══ Given records

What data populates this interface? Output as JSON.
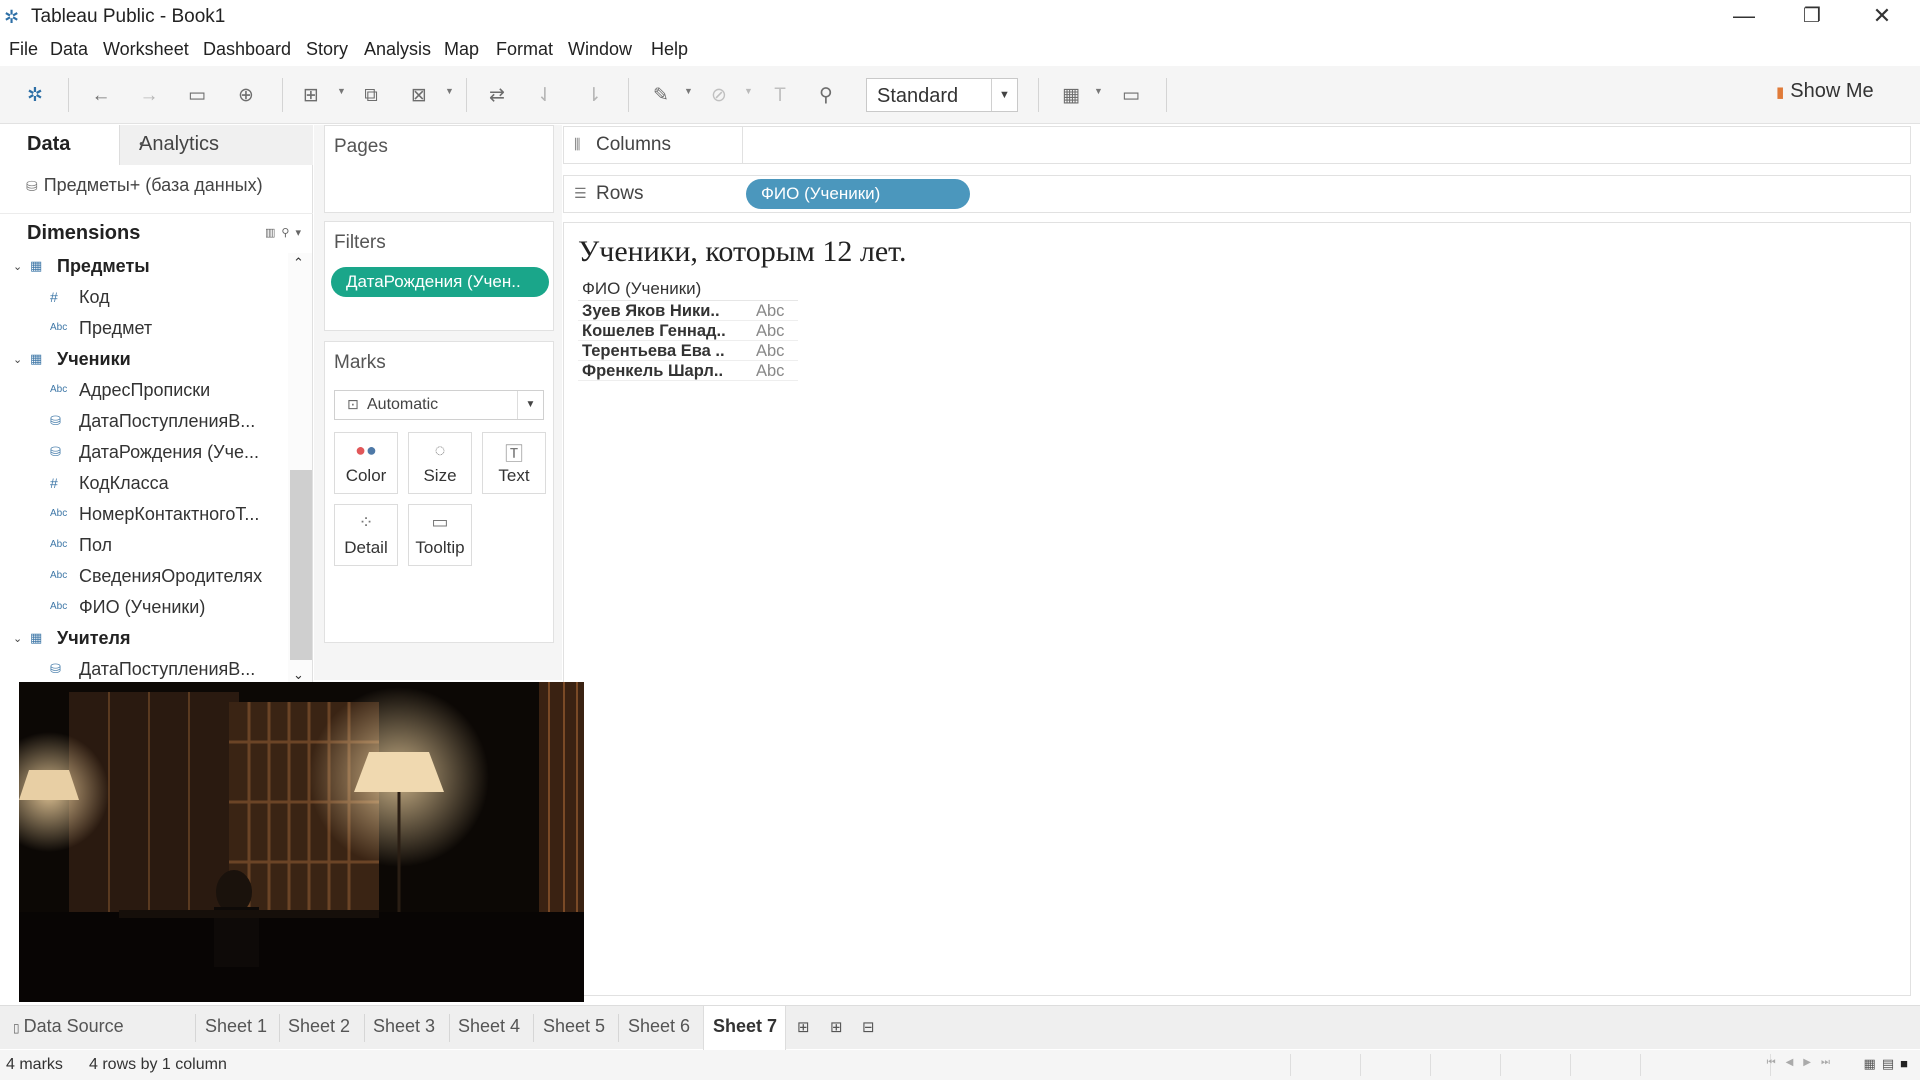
{
  "window": {
    "title": "Tableau Public - Book1",
    "controls": {
      "minimize": "—",
      "restore": "❐",
      "close": "✕"
    }
  },
  "menu": [
    "File",
    "Data",
    "Worksheet",
    "Dashboard",
    "Story",
    "Analysis",
    "Map",
    "Format",
    "Window",
    "Help"
  ],
  "toolbar": {
    "fit": "Standard",
    "show_me": "Show Me",
    "icons": [
      "tableau-logo-icon",
      "undo-icon",
      "redo-icon",
      "save-icon",
      "add-datasource-icon",
      "new-worksheet-icon",
      "duplicate-sheet-icon",
      "clear-sheet-icon",
      "swap-icon",
      "sort-ascending-icon",
      "sort-descending-icon",
      "highlight-icon",
      "group-icon",
      "show-labels-icon",
      "pin-icon",
      "show-cards-icon",
      "presentation-icon"
    ]
  },
  "data_pane": {
    "tab_data": "Data",
    "tab_analytics": "Analytics",
    "datasource": "Предметы+ (база данных)",
    "dimensions_label": "Dimensions",
    "tables": [
      {
        "name": "Предметы",
        "fields": [
          {
            "type": "#",
            "name": "Код"
          },
          {
            "type": "Abc",
            "name": "Предмет"
          }
        ]
      },
      {
        "name": "Ученики",
        "fields": [
          {
            "type": "Abc",
            "name": "АдресПрописки"
          },
          {
            "type": "date",
            "name": "ДатаПоступленияВ..."
          },
          {
            "type": "date",
            "name": "ДатаРождения (Уче..."
          },
          {
            "type": "#",
            "name": "КодКласса"
          },
          {
            "type": "Abc",
            "name": "НомерКонтактногоТ..."
          },
          {
            "type": "Abc",
            "name": "Пол"
          },
          {
            "type": "Abc",
            "name": "СведенияОродителях"
          },
          {
            "type": "Abc",
            "name": "ФИО (Ученики)"
          }
        ]
      },
      {
        "name": "Учителя",
        "fields": [
          {
            "type": "date",
            "name": "ДатаПоступленияВ..."
          }
        ]
      }
    ]
  },
  "cards": {
    "pages": "Pages",
    "filters": "Filters",
    "filter_pill": "ДатаРождения (Учен..",
    "marks": "Marks",
    "mark_type": "Automatic",
    "mark_buttons": [
      {
        "label": "Color",
        "icon": "color-icon"
      },
      {
        "label": "Size",
        "icon": "size-icon"
      },
      {
        "label": "Text",
        "icon": "text-icon"
      },
      {
        "label": "Detail",
        "icon": "detail-icon"
      },
      {
        "label": "Tooltip",
        "icon": "tooltip-icon"
      }
    ]
  },
  "shelves": {
    "columns_label": "Columns",
    "rows_label": "Rows",
    "rows_pill": "ФИО (Ученики)"
  },
  "view": {
    "title": "Ученики, которым 12 лет.",
    "column_header": "ФИО (Ученики)",
    "rows": [
      {
        "name": "Зуев Яков Ники..",
        "mark": "Abc"
      },
      {
        "name": "Кошелев Геннад..",
        "mark": "Abc"
      },
      {
        "name": "Терентьева Ева ..",
        "mark": "Abc"
      },
      {
        "name": "Френкель Шарл..",
        "mark": "Abc"
      }
    ]
  },
  "sheet_tabs": {
    "data_source": "Data Source",
    "sheets": [
      "Sheet 1",
      "Sheet 2",
      "Sheet 3",
      "Sheet 4",
      "Sheet 5",
      "Sheet 6",
      "Sheet 7"
    ],
    "active": "Sheet 7"
  },
  "status": {
    "marks": "4 marks",
    "dims": "4 rows by 1 column"
  },
  "colors": {
    "filter_pill": "#1aa68a",
    "dimension_pill": "#4b97bd"
  }
}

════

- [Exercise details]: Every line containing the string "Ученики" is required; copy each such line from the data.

- [Response below]:
        "name": "Ученики",
            "name": "ФИО (Ученики)"
    "rows_pill": "ФИО (Ученики)"
    "title": "Ученики, которым 12 лет.",
    "column_header": "ФИО (Ученики)",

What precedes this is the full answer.